[This article originally appeared in “Why You Can’t Ignore Social Video Anymore” on Hootsuite and is written by Jeff Barrett.]
We love video. It’s easy to use, easy to create, easy to consume. We learn so much more from body language than we do from the written word—90 percent of communication is body language. So it’s easy to understand why people, especially millennials, are quickly migrating to video.
If you’re betting on text you would have been that person in history who preferred horses to cars, was fairly certain the world was flat, and thought no one would ever like stuffed crust pizza. Cheese in the crust has a higher approval rating than any politician ever will.
We’re three months away from your grandmother asking you to help her get on Snapchat. But you already know this. So let’s talk about what’s next, what’s motivating advertisers, and what that means for you.
The preferences of millennials, who now make up the largest age demographic and advertising target group in the United States, cannot be discounted. Advertisers want to cater to their preferences and their preference is to use video to communicate with, learn from, and interact with brands.
Troy Scarlott, VP of marketing and advertising at YapStone, a leading fintech company, says that millennials have changed the face of marketing: “I love the millennial generation because they have made marketers better. We have to be better, because the tried and true does not work with them. It has been said over and over that you can’t market to millennials. Well, we can and we do. With over 70 million in the U.S. this year, we have to. We just approach marketing differently, do it better and frame it in new ways.”
Facebook’s building a standalone camera app. It’s still early in development but they will continue to work on making live video more accessible to their 1.6 billion users. This should work in conjunction with Instagram and Messenger. Instagram could eventually be in direct competition with Snapchat. Plus, Facebook is already the best in social at driving advertising through their platforms. Facebook Live is just the first step of many.
Everyone is afraid of the ghost right now and for good reason: Snapchat now leads social media in video views. Sure, it’s clunky to find people. That will eventually change. Sure, it’s hard to create data to show advertisers. That will change even faster. Snapchat continues to innovate. Its success is based on how easy it is to use, its cool factor, and its new Stories and Discover features.
Cosmopolitan’s Snapchat channel gets 3 million daily views (and that was back in October). Plus, their direct competition doesn’t have access. There is no reason a publisher would ever stop using that.
Twitter’s partnership with the NFL to start streaming games is big. The increased live streaming capacity needed for that relationship will undoubtedly lead to enhanced capabilities for the entire user base.
Plus Periscope and Medium, both under their umbrella, can be better integrated. Twitter has the tools and the capability, they need to put it together and take their social video game to the next level.
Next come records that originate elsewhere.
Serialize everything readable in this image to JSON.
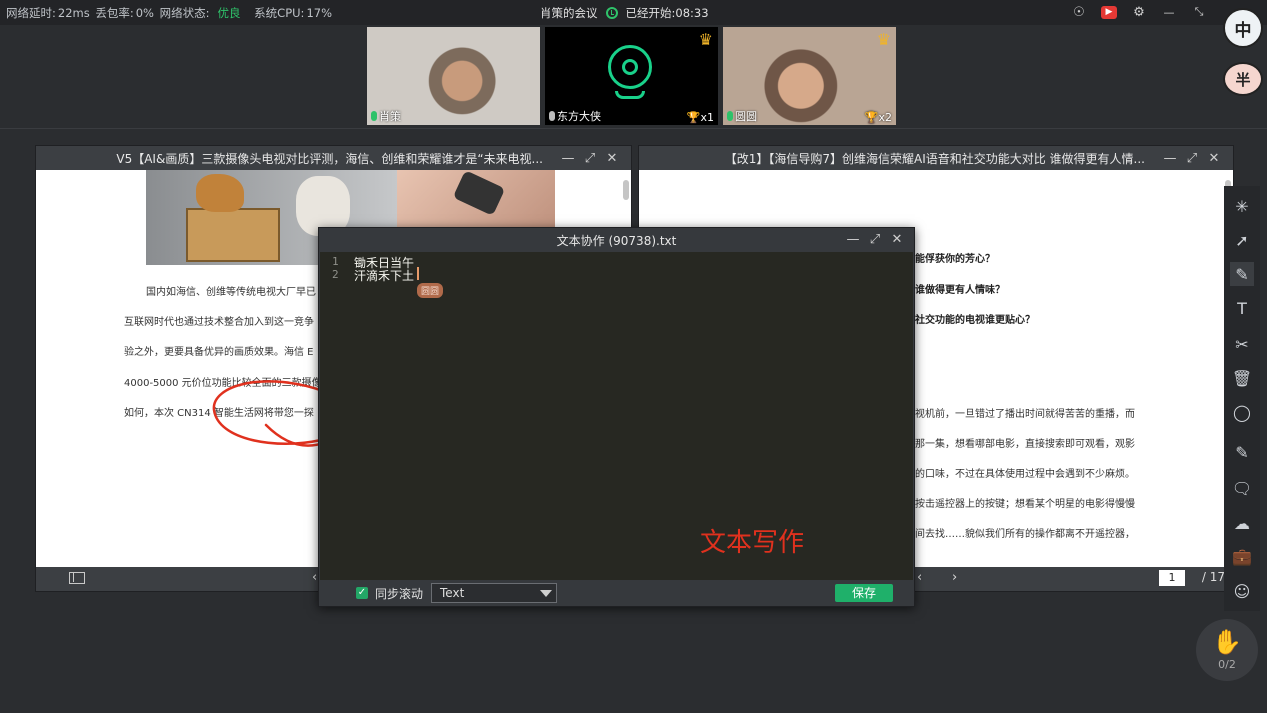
{
  "status": {
    "latency_label": "网络延时:",
    "latency_value": "22ms",
    "loss_label": "丢包率:",
    "loss_value": "0%",
    "net_label": "网络状态:",
    "net_value": "优良",
    "cpu_label": "系统CPU:",
    "cpu_value": "17%"
  },
  "meeting": {
    "name": "肖策的会议",
    "started_label": "已经开始:",
    "elapsed": "08:33"
  },
  "ime": {
    "primary": "中",
    "secondary": "半"
  },
  "participants": [
    {
      "name": "肖策",
      "badge": ""
    },
    {
      "name": "东方大侠",
      "badge": "x1"
    },
    {
      "name": "圆圆",
      "badge": "x2"
    }
  ],
  "doc_left": {
    "title": "V5【AI&画质】三款摄像头电视对比评测，海信、创维和荣耀谁才是“未来电视...",
    "lines": [
      "国内如海信、创维等传统电视大厂早已",
      "互联网时代也通过技术整合加入到这一竞争",
      "验之外，更要具备优异的画质效果。海信 E",
      "4000-5000 元价位功能比较全面的三款摄像",
      "如何，本次 CN314 智能生活网将带您一探"
    ],
    "nav_prev": "‹"
  },
  "doc_right": {
    "title": "【改1】【海信导购7】创维海信荣耀AI语音和社交功能大对比 谁做得更有人情...",
    "questions": [
      "能俘获你的芳心？",
      "谁做得更有人情味？",
      "社交功能的电视谁更贴心？"
    ],
    "lines": [
      "视机前，一旦错过了播出时间就得苦苦的重播，而",
      "那一集，想看哪部电影，直接搜索即可观看，观影",
      "的口味，不过在具体使用过程中会遇到不少麻烦。",
      "按击遥控器上的按键；想看某个明星的电影得慢慢",
      "间去找……貌似我们所有的操作都离不开遥控器，"
    ],
    "nav_prev": "‹",
    "nav_next": "›",
    "page_current": "1",
    "page_total": "/ 17"
  },
  "editor": {
    "title": "文本协作 (90738).txt",
    "line_numbers": [
      "1",
      "2"
    ],
    "lines": [
      "锄禾日当午",
      "汗滴禾下土"
    ],
    "cursor_user": "圆圆",
    "watermark": "文本写作",
    "sync_scroll_label": "同步滚动",
    "sync_scroll_checked": true,
    "language": "Text",
    "save_label": "保存"
  },
  "window_buttons": {
    "minimize": "—",
    "restore": "⤢",
    "close": "✕"
  },
  "raise_hand": {
    "count": "0/2"
  },
  "colors": {
    "accent_green": "#1fb06a",
    "status_good": "#2fc26a",
    "annotation_red": "#e0311e"
  }
}
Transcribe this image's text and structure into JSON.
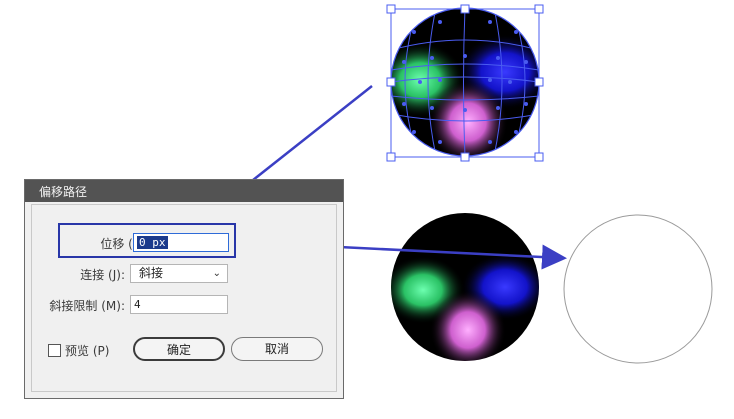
{
  "dialog": {
    "title": "偏移路径",
    "offset_label": "位移 (O):",
    "offset_value": "0 px",
    "join_label": "连接 (J):",
    "join_value": "斜接",
    "miter_label": "斜接限制 (M):",
    "miter_value": "4",
    "preview_label": "预览 (P)",
    "preview_checked": false,
    "ok_label": "确定",
    "cancel_label": "取消"
  },
  "colors": {
    "arrow": "#3b3fc4",
    "selection": "#4a5cf0",
    "highlight_box": "#2836a8",
    "glow_green": "#3dff8a",
    "glow_blue": "#2020ff",
    "glow_pink": "#ff7bff"
  }
}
The publishing industry is shifting from writers to video. Mashable, which let go of at least half of its editorial staff and top leadership, has been the most progressive. The shift from articles to videos is economic. It’s cheaper and faster to produce video with a small team than have a large staff of writers.
There will always be room for The Atlantic or The Economist but mass publishers will continue to shift to video. The response rates for video are better and that sells advertising. Video fits the business model better.
This shift to video would not have been possible five years ago. The technology wasn’t ready. Now we can stream without lag, produce video at a cheaper cost, and upload content immediately. As technology progresses, this will only grow faster.
We’ll never be able to go backward. Think about it. Would you like to go back to texting by using the number pad on your six-foot-tall Nokia? Of course not. Text is dead. Long live video.
And yes, I realize the irony of saying all of this in 702 words, instead of video.